- Following the practices established in recent weeks, employ a similarly coordinated, effective and humane response – avoiding fearmongering and panic-driven containment responses – in response to refugees seeking safety in Europe.
- Uphold access to protection across the EU’s borders. This includes ensuring access to the territory for asylum seekers, addressing human rights violations at European borders through the establishment of independent border monitoring mechanisms, and upholding access to fair and full asylum procedures, no matter the circumstances of arrival and without undue restrictions.
- Ensure humane and dignified reception systems across Europe, which respect people’s dignity, protect their mental health, and foster their inclusion into European societies, in line with the aims of the EU Action Plan on Integration and Inclusion. Closed and Controlled-Access Centres, such as those recently inaugurated in the Greek Aegean Islands, risk becoming the norm across Europe. We urge states to reject these models and urgently invest into community-based accommodation.
- Establish a fair, predictable and sustainable system to share responsibility for people seeking protection in Europe, centred on relocations. States must ensure that solidarity with refugees and with states of first arrival is at the core of any progress on the New Pact on Migration and Asylum negotiations. In the meantime, they should build on the success of recent ad hoc voluntary relocation schemes.
- Significantly expand safe and regular pathways to protection, including by increasing and fulfilling European refugee resettlement pledges, which continue to fall far short of global resettlement needs and the EU’s capacity alike. Resettlement and humanitarian admission pledges for 2022 must be implemented promptly and in full.
- Place refugee protection and humanitarian principles at the centre of the EU’s external action in response to growing humanitarian needs, including through urgent action to address the deaths and pullbacks at the Mediterranean Sea.
What the IRC is doing to help
The IRC is working with partners to assist civilians who have been forced to flee their homes.

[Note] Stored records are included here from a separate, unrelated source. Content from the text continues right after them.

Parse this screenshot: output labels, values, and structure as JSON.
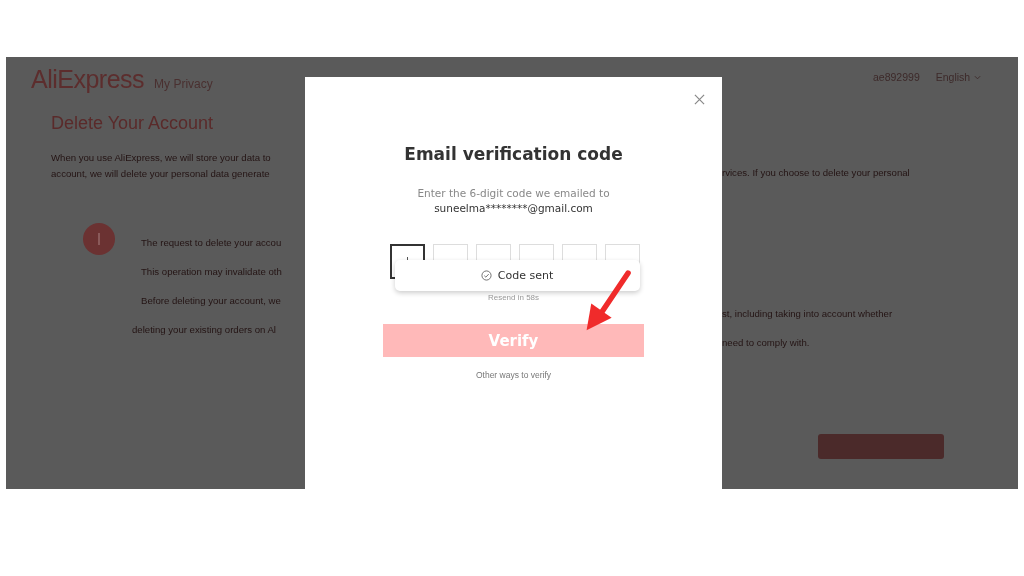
{
  "page": {
    "logo": "AliExpress",
    "section": "My Privacy",
    "user": "ae892999",
    "language": "English",
    "heading": "Delete Your Account",
    "intro_left": [
      "When you use AliExpress, we will store your data to",
      "account, we will delete your personal data generate"
    ],
    "intro_right": "rvices. If you choose to delete your personal",
    "notice_left": [
      "The request to delete your accou",
      "This operation may invalidate oth",
      "Before deleting your account, we",
      "deleting your existing orders on Al"
    ],
    "notice_right": [
      "st, including taking into account whether",
      "need to comply with."
    ]
  },
  "dialog": {
    "title": "Email verification code",
    "prompt": "Enter the 6-digit code we emailed to",
    "email": "suneelma********@gmail.com",
    "code_boxes": [
      {
        "focused": true
      },
      {
        "focused": false
      },
      {
        "focused": false
      },
      {
        "focused": false
      },
      {
        "focused": false
      },
      {
        "focused": false
      }
    ],
    "toast": "Code sent",
    "resend": "Resend in 58s",
    "verify_button": "Verify",
    "other_link": "Other ways to verify"
  }
}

In Ukraine, we are working with local partners to provide emergency assistance to internally displaced people. So far we have supported evacuation efforts for women and children, provided critical information services about registration for displaced people, housing, employment and refugee rights as well as psychosocial care through a dedicated hotline. We have also been able to provide material support including access to essentials such as groceries, blankets, warm clothes, electrical appliances and stoves where gas and electricity has been destroyed.
In Poland we are working through partners to provide specialised services to refugees including psychosocial support, cultural assistance and translation services. A dedicated hotline service also provides legal assistance and support for women. Material assistance has included medical equipment for teams operating at refugee reception centres and border crossing points along the Polish/Ukrainian border.
“We will work to respond where we are needed the most and with the services that are needed urgently," says IRC Senior Director of Emergencies, Lani Fortier.
What can you do to help
Find out how you to support people impacted by the crisis in Ukraine here, and share the Tweet below to stand in solidarity.